Delaware County Regional Water Quality Control Authority Rose Valley Pump Station and Force Main
Weston designed a new wastewater pumping station and force main to replace an old trickling filter wastewater treatment system to meet more stringent permit effluent limits.
Weston performed an alternatives analysis for the Rose Valley wastewater treatment and collection system to address the upcoming and more stringent National Pollutant Discharge Elimination System (NPDES) effluent limits for phosphorous and other parameters. Several alternatives were evaluated, including process upgrades to the treatment plant to meet the new effluent requirements and the option to decommission the treatment plant and pump the wastewater to alternate locations for treatment. The evaluation concluded that the best method was to pump the Rose Valley wastewater to the Western Regional Treatment Plant and decommission the sewage treatment plant.

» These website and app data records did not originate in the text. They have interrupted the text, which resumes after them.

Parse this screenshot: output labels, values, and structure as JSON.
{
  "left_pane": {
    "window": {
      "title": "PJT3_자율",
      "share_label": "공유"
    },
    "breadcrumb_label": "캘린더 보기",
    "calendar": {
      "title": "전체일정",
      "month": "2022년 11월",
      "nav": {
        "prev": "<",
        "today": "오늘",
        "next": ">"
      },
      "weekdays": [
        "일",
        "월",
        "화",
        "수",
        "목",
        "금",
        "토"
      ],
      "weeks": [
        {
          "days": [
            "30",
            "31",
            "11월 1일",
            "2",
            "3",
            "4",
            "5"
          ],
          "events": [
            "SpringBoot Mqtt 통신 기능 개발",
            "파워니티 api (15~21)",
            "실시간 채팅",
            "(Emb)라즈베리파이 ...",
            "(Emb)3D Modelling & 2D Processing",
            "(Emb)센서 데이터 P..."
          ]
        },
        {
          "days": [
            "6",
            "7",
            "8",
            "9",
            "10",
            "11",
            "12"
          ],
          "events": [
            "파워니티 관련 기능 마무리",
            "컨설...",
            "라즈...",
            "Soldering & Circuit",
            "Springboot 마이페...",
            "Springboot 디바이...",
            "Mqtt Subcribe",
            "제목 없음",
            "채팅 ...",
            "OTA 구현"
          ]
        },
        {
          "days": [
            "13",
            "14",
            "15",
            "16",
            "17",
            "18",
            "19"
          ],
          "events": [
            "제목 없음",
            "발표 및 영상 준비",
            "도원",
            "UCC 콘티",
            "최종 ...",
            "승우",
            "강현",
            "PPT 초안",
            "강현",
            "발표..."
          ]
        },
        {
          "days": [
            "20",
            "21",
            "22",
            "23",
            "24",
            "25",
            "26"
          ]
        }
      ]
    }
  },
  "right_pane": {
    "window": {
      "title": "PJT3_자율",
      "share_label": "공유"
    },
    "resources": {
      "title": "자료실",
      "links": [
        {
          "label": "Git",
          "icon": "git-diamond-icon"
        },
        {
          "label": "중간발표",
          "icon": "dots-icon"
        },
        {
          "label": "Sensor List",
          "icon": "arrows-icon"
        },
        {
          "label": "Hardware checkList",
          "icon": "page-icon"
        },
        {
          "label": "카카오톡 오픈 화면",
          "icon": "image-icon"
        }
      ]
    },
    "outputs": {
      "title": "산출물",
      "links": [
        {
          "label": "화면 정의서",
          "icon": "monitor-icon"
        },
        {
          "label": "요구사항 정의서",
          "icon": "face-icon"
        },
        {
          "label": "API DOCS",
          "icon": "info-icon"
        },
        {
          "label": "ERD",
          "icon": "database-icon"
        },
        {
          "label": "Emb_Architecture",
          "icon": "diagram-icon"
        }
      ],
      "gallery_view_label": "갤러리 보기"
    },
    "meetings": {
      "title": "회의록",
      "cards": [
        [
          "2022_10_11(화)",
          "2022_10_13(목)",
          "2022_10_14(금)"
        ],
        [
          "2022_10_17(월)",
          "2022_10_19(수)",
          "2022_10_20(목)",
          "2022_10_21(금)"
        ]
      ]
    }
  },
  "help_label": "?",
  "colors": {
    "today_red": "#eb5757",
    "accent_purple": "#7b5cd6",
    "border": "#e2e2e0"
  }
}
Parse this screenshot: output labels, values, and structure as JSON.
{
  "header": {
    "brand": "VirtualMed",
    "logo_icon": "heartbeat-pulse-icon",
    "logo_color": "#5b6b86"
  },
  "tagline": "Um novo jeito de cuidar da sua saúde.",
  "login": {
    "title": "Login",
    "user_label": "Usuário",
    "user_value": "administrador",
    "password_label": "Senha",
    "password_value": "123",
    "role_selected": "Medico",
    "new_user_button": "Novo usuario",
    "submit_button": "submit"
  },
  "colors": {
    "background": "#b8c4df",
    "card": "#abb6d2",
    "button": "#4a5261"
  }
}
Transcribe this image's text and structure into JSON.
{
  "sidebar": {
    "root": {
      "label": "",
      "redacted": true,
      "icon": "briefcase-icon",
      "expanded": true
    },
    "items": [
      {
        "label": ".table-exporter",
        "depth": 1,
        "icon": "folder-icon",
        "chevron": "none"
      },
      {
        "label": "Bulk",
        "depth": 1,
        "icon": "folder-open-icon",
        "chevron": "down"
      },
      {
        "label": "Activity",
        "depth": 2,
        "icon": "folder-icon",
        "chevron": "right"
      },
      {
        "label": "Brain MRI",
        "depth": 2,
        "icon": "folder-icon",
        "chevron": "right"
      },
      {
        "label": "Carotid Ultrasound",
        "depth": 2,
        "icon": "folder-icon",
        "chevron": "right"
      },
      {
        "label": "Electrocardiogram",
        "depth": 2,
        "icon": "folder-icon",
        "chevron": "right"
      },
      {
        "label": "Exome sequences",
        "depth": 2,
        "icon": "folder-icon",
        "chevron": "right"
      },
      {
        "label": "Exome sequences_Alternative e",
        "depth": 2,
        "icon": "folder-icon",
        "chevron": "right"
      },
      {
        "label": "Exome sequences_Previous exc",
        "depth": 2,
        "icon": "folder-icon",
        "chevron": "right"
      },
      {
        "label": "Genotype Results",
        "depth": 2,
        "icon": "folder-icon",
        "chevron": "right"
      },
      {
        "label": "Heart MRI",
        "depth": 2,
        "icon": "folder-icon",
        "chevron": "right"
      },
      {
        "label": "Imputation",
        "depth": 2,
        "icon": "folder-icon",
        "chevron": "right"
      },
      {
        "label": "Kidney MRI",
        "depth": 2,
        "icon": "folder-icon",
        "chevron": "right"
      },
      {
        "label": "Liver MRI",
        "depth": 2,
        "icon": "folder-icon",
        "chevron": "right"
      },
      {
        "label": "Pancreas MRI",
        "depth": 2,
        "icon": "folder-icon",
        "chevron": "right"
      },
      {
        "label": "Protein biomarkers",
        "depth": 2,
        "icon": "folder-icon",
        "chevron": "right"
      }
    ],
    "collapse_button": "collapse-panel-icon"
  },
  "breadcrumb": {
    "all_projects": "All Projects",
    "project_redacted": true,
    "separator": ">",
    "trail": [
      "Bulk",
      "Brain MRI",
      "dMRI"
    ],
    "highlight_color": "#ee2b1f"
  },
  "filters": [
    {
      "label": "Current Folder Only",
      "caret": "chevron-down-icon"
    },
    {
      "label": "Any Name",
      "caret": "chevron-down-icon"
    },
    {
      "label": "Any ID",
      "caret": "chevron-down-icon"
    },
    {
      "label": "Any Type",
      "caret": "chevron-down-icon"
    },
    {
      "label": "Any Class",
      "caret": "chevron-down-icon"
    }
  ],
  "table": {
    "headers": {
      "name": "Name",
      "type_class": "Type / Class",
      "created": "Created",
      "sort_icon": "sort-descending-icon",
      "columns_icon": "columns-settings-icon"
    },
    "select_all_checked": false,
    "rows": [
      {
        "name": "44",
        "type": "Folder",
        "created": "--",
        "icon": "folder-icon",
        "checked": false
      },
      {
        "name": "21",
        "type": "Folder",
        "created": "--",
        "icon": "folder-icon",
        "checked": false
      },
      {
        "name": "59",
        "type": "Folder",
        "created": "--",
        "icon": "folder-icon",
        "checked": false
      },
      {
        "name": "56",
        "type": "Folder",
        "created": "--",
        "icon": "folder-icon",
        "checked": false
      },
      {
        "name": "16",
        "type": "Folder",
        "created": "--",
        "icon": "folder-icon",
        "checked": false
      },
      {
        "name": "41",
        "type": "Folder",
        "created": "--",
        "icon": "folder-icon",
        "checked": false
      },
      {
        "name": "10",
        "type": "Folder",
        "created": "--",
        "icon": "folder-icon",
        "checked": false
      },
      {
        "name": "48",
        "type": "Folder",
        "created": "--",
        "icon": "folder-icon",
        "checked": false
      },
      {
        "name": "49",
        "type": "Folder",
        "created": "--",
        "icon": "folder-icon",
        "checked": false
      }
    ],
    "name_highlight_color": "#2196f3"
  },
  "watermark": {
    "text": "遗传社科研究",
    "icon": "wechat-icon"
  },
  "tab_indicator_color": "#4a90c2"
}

Weston obtained all required permits: a stream encroachment permit from Pennsylvania Department of Environmental Protection (PADEP) required for the construction of the Rose Valley Pump Station and force main as well as the repair of the force main located within floodway of the Ridley Creek; a Chapter 102 Erosion and Sediment Controls Permit from the Delaware County Conservation District (DCCD); and a Water Quality Management Part II Permit for Sewer Extensions and Pumping Stations from PADEP.
Weston designed a force main consisting of a 6-inch high density polyethylene pipe (HDPE) to be installed using horizontal directional drilling, which minimizes traffic disruption through the residential neighborhood. Weston performed a subsurface investigation to analyze the types of support and construction methods that could be used to install the force main and associated structures. The new pump station, an in-ground pre-cast structure comprising two submersible type pumps, was designed for daily average flows of 130,000 gallons per day (GPD) and peak flow of 390,000 GPD.
Weston strategically scheduled elements of the work by first constructing the force main in the access road, then completing the placement of fill material in the access road, then performing plant decommissioning and demolition activities while the access road backfill material settles, and lastly, completing the new access road and paving. This project required effective stakeholder coordination to develop a positive relationship with the local homeowners. Delaware County Water Control Authority (DELCORA) customers now have the lowest cost alternative for handling and treating wastewater.